The smartphone market is fiercely contested, with various carriers, manufacturers and software makers tripping over each other to draw the attention of consumers.
Google’s Android is the most used, with the Big G’s Mobile Chief Andy Rubin bragging via Twitter of several hundred thousand daily activations during the festive period a couple of weeks back.
Of course, numbers alone don’t tell the full story. This is never more obvious than when the retention/customer satisfaction polls are published. Despite falling behind in terms of sheer activations, Apple’s iPhone continues to be the crowd-pleaser with 75% of users extremely happy with their device.
Samsung and HTC, which generally harbor Google’s mobile OS, both only managed 47% customer satisfaction rates, which does – if not directly – suggest Android has as much to do with the poor ratings as the devices themselves. Motorola and LG fared even worse, managing 45% and 31% satisfaction respectively.

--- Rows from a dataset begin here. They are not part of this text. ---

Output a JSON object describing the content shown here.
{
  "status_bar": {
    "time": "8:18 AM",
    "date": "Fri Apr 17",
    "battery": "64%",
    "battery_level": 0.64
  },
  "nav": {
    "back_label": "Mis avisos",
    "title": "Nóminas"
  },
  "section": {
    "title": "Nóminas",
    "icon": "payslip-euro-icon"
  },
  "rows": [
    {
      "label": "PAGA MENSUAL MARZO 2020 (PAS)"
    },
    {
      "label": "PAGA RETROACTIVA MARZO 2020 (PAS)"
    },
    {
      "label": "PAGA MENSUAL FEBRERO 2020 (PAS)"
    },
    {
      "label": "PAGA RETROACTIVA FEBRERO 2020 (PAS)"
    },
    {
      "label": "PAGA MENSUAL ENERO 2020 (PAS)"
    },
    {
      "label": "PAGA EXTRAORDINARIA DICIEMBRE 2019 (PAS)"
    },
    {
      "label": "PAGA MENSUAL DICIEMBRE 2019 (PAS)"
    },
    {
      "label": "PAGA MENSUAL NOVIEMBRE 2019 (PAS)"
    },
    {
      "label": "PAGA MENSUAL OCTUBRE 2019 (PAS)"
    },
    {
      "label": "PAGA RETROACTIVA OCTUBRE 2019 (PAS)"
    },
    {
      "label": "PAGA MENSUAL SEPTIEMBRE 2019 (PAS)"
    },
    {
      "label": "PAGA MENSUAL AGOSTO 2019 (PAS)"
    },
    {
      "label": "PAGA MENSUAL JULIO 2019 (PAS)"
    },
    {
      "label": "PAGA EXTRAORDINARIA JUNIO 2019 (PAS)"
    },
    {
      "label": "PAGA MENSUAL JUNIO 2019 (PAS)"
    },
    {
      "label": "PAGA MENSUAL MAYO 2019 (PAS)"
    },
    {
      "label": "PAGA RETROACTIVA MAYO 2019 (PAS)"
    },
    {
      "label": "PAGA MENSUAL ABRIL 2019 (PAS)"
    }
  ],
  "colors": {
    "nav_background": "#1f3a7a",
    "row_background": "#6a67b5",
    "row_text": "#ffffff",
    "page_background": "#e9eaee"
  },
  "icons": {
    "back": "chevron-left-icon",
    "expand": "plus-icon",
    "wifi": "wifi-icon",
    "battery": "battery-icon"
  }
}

Despite nabbing the title of Mobile OS of the Year in 2011, the research compiled by ChangeWave showed Windows Phone-bearing Nokia devices could only muster 23% satisfaction – meaning less than a quarter of consumers were happy with the Finnish company’s devices. The once-mighty brand – domineering in the years before the smartphone era – now seems to be fighting a somewhat uphill battle to reinvent its image.
The same could be said for Research In Motion, maker of the once-popular BlackBerry devices, which props up the pile with 22% satisfaction. BlackBerry Messenger is its key selling point, but with alternatives flying in from all angles, it does seem as though the company has seen better days within the smartphone spectrum.
Still, it’s great news for Tim Cook’s company, which undoubtedly revolutionized the smartphone industry back in 2007 and continues to draw the most attention from the tech world with every release. The iPhone 5 is expected to drop later this year along with iOS 6 and at the current rate, expect the trend to continue as the next iteration becomes a favorite once again.
Then again, Samsung’s Galaxy S II (and more recently Galaxy Nexus) has been the closest competitor to the iPhone, and if the Galaxy S III were to make an appearance, we’d certainly have an interesting – if not slightly predictable – slog on our hands.